▶ _Your goal_
Quote the records below in full, exactly as given, with the images taken out.

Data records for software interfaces
============

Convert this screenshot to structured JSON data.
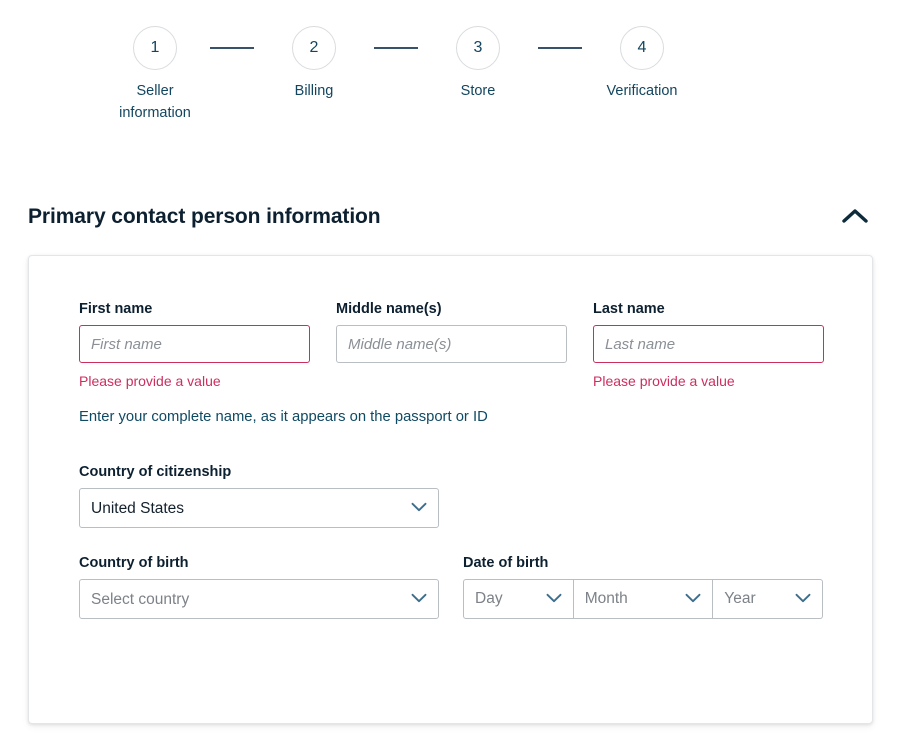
{
  "stepper": {
    "steps": [
      {
        "number": "1",
        "label": "Seller\ninformation"
      },
      {
        "number": "2",
        "label": "Billing"
      },
      {
        "number": "3",
        "label": "Store"
      },
      {
        "number": "4",
        "label": "Verification"
      }
    ],
    "connector_color": "#37536b",
    "circle_border_color": "#d9dcde",
    "number_color": "#14455f"
  },
  "section": {
    "title": "Primary contact person information",
    "collapse_icon": "chevron-up-icon",
    "expanded": true
  },
  "form": {
    "first_name": {
      "label": "First name",
      "placeholder": "First name",
      "value": "",
      "error": "Please provide a value",
      "has_error": true
    },
    "middle_name": {
      "label": "Middle name(s)",
      "placeholder": "Middle name(s)",
      "value": "",
      "has_error": false
    },
    "last_name": {
      "label": "Last name",
      "placeholder": "Last name",
      "value": "",
      "error": "Please provide a value",
      "has_error": true
    },
    "helper_text": "Enter your complete name, as it appears on the passport or ID",
    "country_of_citizenship": {
      "label": "Country of citizenship",
      "selected": "United States",
      "is_placeholder": false
    },
    "country_of_birth": {
      "label": "Country of birth",
      "selected": "Select country",
      "is_placeholder": true
    },
    "date_of_birth": {
      "label": "Date of birth",
      "day": "Day",
      "month": "Month",
      "year": "Year"
    }
  },
  "colors": {
    "error": "#cc2e5e",
    "label": "#0d2030",
    "helper": "#0f4a63",
    "border": "#b9bec2",
    "card_border": "#e3e6e8"
  }
}
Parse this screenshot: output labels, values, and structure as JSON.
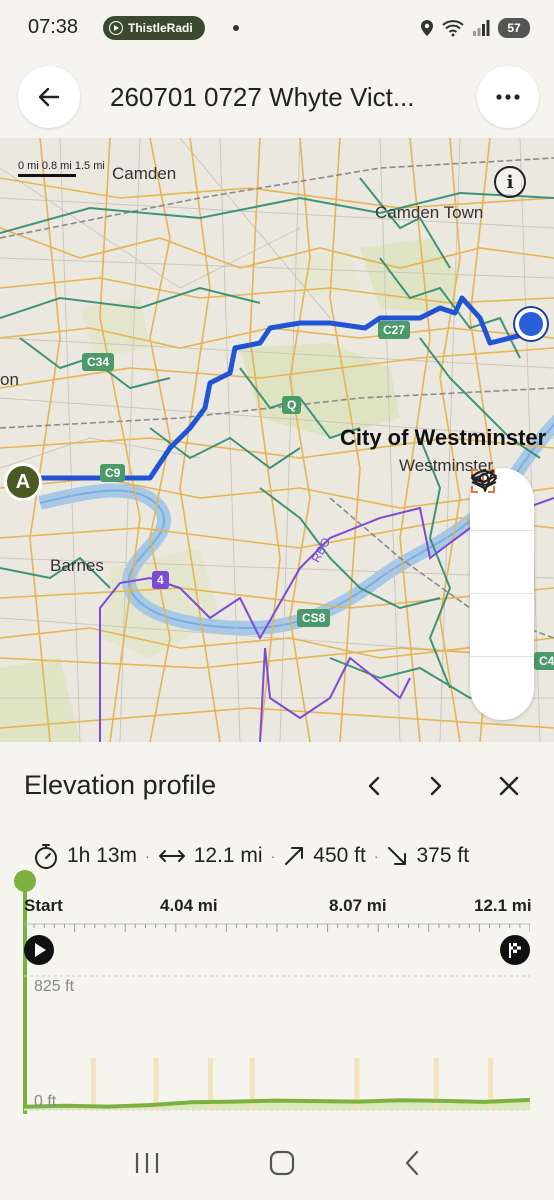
{
  "status": {
    "time": "07:38",
    "radio_label": "ThistleRadi",
    "battery": "57"
  },
  "header": {
    "title": "260701 0727 Whyte Vict...",
    "back_icon": "arrow-left-icon",
    "more_icon": "more-horizontal-icon"
  },
  "map": {
    "scale_label": "0 mi   0.8 mi 1.5 mi",
    "places": {
      "camden": "Camden Town",
      "camden_partial": "Camden",
      "westminster_city": "City of Westminster",
      "westminster": "Westminster",
      "barnes": "Barnes",
      "left_partial": "on"
    },
    "routes": {
      "c27": "C27",
      "c34": "C34",
      "c9": "C9",
      "q": "Q",
      "cs8": "CS8",
      "four": "4",
      "c4": "C4",
      "rbo": "RBO"
    },
    "start_marker": "A",
    "info_label": "i",
    "tools": [
      "eye-icon",
      "recenter-icon",
      "layers-icon",
      "navigate-icon"
    ]
  },
  "elevation": {
    "title": "Elevation profile",
    "stats": {
      "duration": "1h 13m",
      "distance": "12.1 mi",
      "ascent": "450 ft",
      "descent": "375 ft"
    },
    "axis": [
      "Start",
      "4.04 mi",
      "8.07 mi",
      "12.1 mi"
    ],
    "y_top": "825 ft",
    "y_bottom": "0 ft",
    "accent": "#7bb23f"
  },
  "chart_data": {
    "type": "area",
    "title": "Elevation profile",
    "xlabel": "",
    "ylabel": "",
    "x": [
      0,
      1,
      2,
      3,
      4,
      5,
      6,
      7,
      8,
      9,
      10,
      11,
      12.1
    ],
    "y": [
      20,
      26,
      21,
      30,
      48,
      52,
      58,
      55,
      52,
      60,
      56,
      50,
      62
    ],
    "ylim": [
      0,
      825
    ],
    "xlim": [
      0,
      12.1
    ]
  }
}
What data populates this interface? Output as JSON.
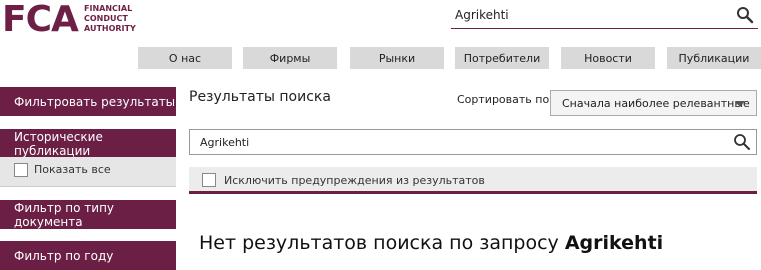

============

▶ _Response_
Convert this screenshot to structured JSON data.
{
  "stepper": {
    "steps": [
      {
        "number": "1",
        "label": "Seller\ninformation"
      },
      {
        "number": "2",
        "label": "Billing"
      },
      {
        "number": "3",
        "label": "Store"
      },
      {
        "number": "4",
        "label": "Verification"
      }
    ],
    "connector_color": "#37536b",
    "circle_border_color": "#d9dcde",
    "number_color": "#14455f"
  },
  "section": {
    "title": "Primary contact person information",
    "collapse_icon": "chevron-up-icon",
    "expanded": true
  },
  "form": {
    "first_name": {
      "label": "First name",
      "placeholder": "First name",
      "value": "",
      "error": "Please provide a value",
      "has_error": true
    },
    "middle_name": {
      "label": "Middle name(s)",
      "placeholder": "Middle name(s)",
      "value": "",
      "has_error": false
    },
    "last_name": {
      "label": "Last name",
      "placeholder": "Last name",
      "value": "",
      "error": "Please provide a value",
      "has_error": true
    },
    "helper_text": "Enter your complete name, as it appears on the passport or ID",
    "country_of_citizenship": {
      "label": "Country of citizenship",
      "selected": "United States",
      "is_placeholder": false
    },
    "country_of_birth": {
      "label": "Country of birth",
      "selected": "Select country",
      "is_placeholder": true
    },
    "date_of_birth": {
      "label": "Date of birth",
      "day": "Day",
      "month": "Month",
      "year": "Year"
    }
  },
  "colors": {
    "error": "#cc2e5e",
    "label": "#0d2030",
    "helper": "#0f4a63",
    "border": "#b9bec2",
    "card_border": "#e3e6e8"
  }
}
Parse this screenshot: output labels, values, and structure as JSON.
{
  "status": {
    "time": "07:38",
    "radio_label": "ThistleRadi",
    "battery": "57"
  },
  "header": {
    "title": "260701 0727 Whyte Vict...",
    "back_icon": "arrow-left-icon",
    "more_icon": "more-horizontal-icon"
  },
  "map": {
    "scale_label": "0 mi   0.8 mi 1.5 mi",
    "places": {
      "camden": "Camden Town",
      "camden_partial": "Camden",
      "westminster_city": "City of Westminster",
      "westminster": "Westminster",
      "barnes": "Barnes",
      "left_partial": "on"
    },
    "routes": {
      "c27": "C27",
      "c34": "C34",
      "c9": "C9",
      "q": "Q",
      "cs8": "CS8",
      "four": "4",
      "c4": "C4",
      "rbo": "RBO"
    },
    "start_marker": "A",
    "info_label": "i",
    "tools": [
      "eye-icon",
      "recenter-icon",
      "layers-icon",
      "navigate-icon"
    ]
  },
  "elevation": {
    "title": "Elevation profile",
    "stats": {
      "duration": "1h 13m",
      "distance": "12.1 mi",
      "ascent": "450 ft",
      "descent": "375 ft"
    },
    "axis": [
      "Start",
      "4.04 mi",
      "8.07 mi",
      "12.1 mi"
    ],
    "y_top": "825 ft",
    "y_bottom": "0 ft",
    "accent": "#7bb23f"
  },
  "chart_data": {
    "type": "area",
    "title": "Elevation profile",
    "xlabel": "",
    "ylabel": "",
    "x": [
      0,
      1,
      2,
      3,
      4,
      5,
      6,
      7,
      8,
      9,
      10,
      11,
      12.1
    ],
    "y": [
      20,
      26,
      21,
      30,
      48,
      52,
      58,
      55,
      52,
      60,
      56,
      50,
      62
    ],
    "ylim": [
      0,
      825
    ],
    "xlim": [
      0,
      12.1
    ]
  }
}
What data populates this interface? Output as JSON.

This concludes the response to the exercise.